Aim of the task -
A complete, exact copy of the records below is the required result.

Data items -
╔══

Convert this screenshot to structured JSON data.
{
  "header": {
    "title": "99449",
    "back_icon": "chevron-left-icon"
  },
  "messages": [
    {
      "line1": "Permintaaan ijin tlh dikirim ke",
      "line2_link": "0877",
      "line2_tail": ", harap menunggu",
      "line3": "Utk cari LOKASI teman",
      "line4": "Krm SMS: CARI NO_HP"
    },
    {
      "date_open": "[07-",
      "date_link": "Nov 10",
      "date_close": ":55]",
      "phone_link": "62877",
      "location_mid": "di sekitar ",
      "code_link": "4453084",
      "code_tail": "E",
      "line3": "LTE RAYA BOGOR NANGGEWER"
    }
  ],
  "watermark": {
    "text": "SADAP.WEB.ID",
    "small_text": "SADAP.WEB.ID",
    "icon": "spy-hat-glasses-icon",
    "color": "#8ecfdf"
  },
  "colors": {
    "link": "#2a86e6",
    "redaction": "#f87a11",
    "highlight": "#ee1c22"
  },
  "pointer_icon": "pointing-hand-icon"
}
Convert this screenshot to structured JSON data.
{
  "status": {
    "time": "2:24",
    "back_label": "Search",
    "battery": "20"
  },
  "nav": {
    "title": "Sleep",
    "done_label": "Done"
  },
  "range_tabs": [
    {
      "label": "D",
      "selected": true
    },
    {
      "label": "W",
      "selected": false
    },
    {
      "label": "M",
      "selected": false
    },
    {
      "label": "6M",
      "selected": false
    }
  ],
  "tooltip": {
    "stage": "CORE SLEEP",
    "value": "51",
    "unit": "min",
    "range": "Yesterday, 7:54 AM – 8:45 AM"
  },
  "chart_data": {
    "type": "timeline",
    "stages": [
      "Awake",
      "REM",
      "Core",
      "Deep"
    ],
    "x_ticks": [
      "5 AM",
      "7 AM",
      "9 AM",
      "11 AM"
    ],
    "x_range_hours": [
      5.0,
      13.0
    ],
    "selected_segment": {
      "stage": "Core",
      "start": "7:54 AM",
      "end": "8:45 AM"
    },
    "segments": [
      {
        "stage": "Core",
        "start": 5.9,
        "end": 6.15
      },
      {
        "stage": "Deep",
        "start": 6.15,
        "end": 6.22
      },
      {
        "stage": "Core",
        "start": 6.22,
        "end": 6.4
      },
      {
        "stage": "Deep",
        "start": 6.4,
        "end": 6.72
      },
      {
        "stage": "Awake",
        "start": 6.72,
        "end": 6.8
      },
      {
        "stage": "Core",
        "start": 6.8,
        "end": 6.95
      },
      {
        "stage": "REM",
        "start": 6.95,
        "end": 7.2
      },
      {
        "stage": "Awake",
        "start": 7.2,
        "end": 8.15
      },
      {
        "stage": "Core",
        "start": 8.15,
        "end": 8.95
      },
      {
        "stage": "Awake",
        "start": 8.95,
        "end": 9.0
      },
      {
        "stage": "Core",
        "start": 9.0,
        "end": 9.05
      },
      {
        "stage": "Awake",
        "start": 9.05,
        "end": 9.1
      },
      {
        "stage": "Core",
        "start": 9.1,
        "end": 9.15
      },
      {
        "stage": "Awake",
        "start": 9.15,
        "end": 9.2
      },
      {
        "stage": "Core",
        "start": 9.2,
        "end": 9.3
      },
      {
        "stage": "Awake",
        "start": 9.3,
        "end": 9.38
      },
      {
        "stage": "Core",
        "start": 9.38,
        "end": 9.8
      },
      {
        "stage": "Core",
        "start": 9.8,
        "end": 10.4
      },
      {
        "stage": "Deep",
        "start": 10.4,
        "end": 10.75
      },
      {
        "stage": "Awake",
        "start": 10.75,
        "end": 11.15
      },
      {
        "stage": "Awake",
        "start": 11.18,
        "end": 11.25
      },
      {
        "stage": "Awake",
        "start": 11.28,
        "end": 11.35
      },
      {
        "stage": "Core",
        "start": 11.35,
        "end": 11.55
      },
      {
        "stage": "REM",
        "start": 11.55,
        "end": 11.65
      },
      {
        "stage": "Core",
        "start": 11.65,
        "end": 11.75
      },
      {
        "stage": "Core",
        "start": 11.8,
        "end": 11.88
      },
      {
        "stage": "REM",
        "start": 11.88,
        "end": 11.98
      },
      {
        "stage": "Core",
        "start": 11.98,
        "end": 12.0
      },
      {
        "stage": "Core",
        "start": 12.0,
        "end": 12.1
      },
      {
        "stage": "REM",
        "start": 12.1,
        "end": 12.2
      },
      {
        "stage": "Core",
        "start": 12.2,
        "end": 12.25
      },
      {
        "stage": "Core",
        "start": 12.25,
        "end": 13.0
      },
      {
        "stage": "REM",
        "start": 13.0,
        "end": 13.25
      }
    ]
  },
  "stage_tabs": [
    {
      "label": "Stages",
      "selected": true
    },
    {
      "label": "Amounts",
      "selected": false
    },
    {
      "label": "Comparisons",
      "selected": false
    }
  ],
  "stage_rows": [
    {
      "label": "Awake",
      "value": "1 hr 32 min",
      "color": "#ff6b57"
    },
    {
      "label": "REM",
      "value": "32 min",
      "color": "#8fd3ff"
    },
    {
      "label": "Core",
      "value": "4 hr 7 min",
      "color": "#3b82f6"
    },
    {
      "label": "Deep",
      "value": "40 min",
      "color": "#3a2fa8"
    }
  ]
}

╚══

Answer for the task -
Convert this screenshot to structured JSON data.
{
  "header": {
    "title": "99449",
    "back_icon": "chevron-left-icon"
  },
  "messages": [
    {
      "line1": "Permintaaan ijin tlh dikirim ke",
      "line2_link": "0877",
      "line2_tail": ", harap menunggu",
      "line3": "Utk cari LOKASI teman",
      "line4": "Krm SMS: CARI NO_HP"
    },
    {
      "date_open": "[07-",
      "date_link": "Nov 10",
      "date_close": ":55]",
      "phone_link": "62877",
      "location_mid": "di sekitar ",
      "code_link": "4453084",
      "code_tail": "E",
      "line3": "LTE RAYA BOGOR NANGGEWER"
    }
  ],
  "watermark": {
    "text": "SADAP.WEB.ID",
    "small_text": "SADAP.WEB.ID",
    "icon": "spy-hat-glasses-icon",
    "color": "#8ecfdf"
  },
  "colors": {
    "link": "#2a86e6",
    "redaction": "#f87a11",
    "highlight": "#ee1c22"
  },
  "pointer_icon": "pointing-hand-icon"
}
Convert this screenshot to structured JSON data.
{
  "status": {
    "time": "2:24",
    "back_label": "Search",
    "battery": "20"
  },
  "nav": {
    "title": "Sleep",
    "done_label": "Done"
  },
  "range_tabs": [
    {
      "label": "D",
      "selected": true
    },
    {
      "label": "W",
      "selected": false
    },
    {
      "label": "M",
      "selected": false
    },
    {
      "label": "6M",
      "selected": false
    }
  ],
  "tooltip": {
    "stage": "CORE SLEEP",
    "value": "51",
    "unit": "min",
    "range": "Yesterday, 7:54 AM – 8:45 AM"
  },
  "chart_data": {
    "type": "timeline",
    "stages": [
      "Awake",
      "REM",
      "Core",
      "Deep"
    ],
    "x_ticks": [
      "5 AM",
      "7 AM",
      "9 AM",
      "11 AM"
    ],
    "x_range_hours": [
      5.0,
      13.0
    ],
    "selected_segment": {
      "stage": "Core",
      "start": "7:54 AM",
      "end": "8:45 AM"
    },
    "segments": [
      {
        "stage": "Core",
        "start": 5.9,
        "end": 6.15
      },
      {
        "stage": "Deep",
        "start": 6.15,
        "end": 6.22
      },
      {
        "stage": "Core",
        "start": 6.22,
        "end": 6.4
      },
      {
        "stage": "Deep",
        "start": 6.4,
        "end": 6.72
      },
      {
        "stage": "Awake",
        "start": 6.72,
        "end": 6.8
      },
      {
        "stage": "Core",
        "start": 6.8,
        "end": 6.95
      },
      {
        "stage": "REM",
        "start": 6.95,
        "end": 7.2
      },
      {
        "stage": "Awake",
        "start": 7.2,
        "end": 8.15
      },
      {
        "stage": "Core",
        "start": 8.15,
        "end": 8.95
      },
      {
        "stage": "Awake",
        "start": 8.95,
        "end": 9.0
      },
      {
        "stage": "Core",
        "start": 9.0,
        "end": 9.05
      },
      {
        "stage": "Awake",
        "start": 9.05,
        "end": 9.1
      },
      {
        "stage": "Core",
        "start": 9.1,
        "end": 9.15
      },
      {
        "stage": "Awake",
        "start": 9.15,
        "end": 9.2
      },
      {
        "stage": "Core",
        "start": 9.2,
        "end": 9.3
      },
      {
        "stage": "Awake",
        "start": 9.3,
        "end": 9.38
      },
      {
        "stage": "Core",
        "start": 9.38,
        "end": 9.8
      },
      {
        "stage": "Core",
        "start": 9.8,
        "end": 10.4
      },
      {
        "stage": "Deep",
        "start": 10.4,
        "end": 10.75
      },
      {
        "stage": "Awake",
        "start": 10.75,
        "end": 11.15
      },
      {
        "stage": "Awake",
        "start": 11.18,
        "end": 11.25
      },
      {
        "stage": "Awake",
        "start": 11.28,
        "end": 11.35
      },
      {
        "stage": "Core",
        "start": 11.35,
        "end": 11.55
      },
      {
        "stage": "REM",
        "start": 11.55,
        "end": 11.65
      },
      {
        "stage": "Core",
        "start": 11.65,
        "end": 11.75
      },
      {
        "stage": "Core",
        "start": 11.8,
        "end": 11.88
      },
      {
        "stage": "REM",
        "start": 11.88,
        "end": 11.98
      },
      {
        "stage": "Core",
        "start": 11.98,
        "end": 12.0
      },
      {
        "stage": "Core",
        "start": 12.0,
        "end": 12.1
      },
      {
        "stage": "REM",
        "start": 12.1,
        "end": 12.2
      },
      {
        "stage": "Core",
        "start": 12.2,
        "end": 12.25
      },
      {
        "stage": "Core",
        "start": 12.25,
        "end": 13.0
      },
      {
        "stage": "REM",
        "start": 13.0,
        "end": 13.25
      }
    ]
  },
  "stage_tabs": [
    {
      "label": "Stages",
      "selected": true
    },
    {
      "label": "Amounts",
      "selected": false
    },
    {
      "label": "Comparisons",
      "selected": false
    }
  ],
  "stage_rows": [
    {
      "label": "Awake",
      "value": "1 hr 32 min",
      "color": "#ff6b57"
    },
    {
      "label": "REM",
      "value": "32 min",
      "color": "#8fd3ff"
    },
    {
      "label": "Core",
      "value": "4 hr 7 min",
      "color": "#3b82f6"
    },
    {
      "label": "Deep",
      "value": "40 min",
      "color": "#3a2fa8"
    }
  ]
}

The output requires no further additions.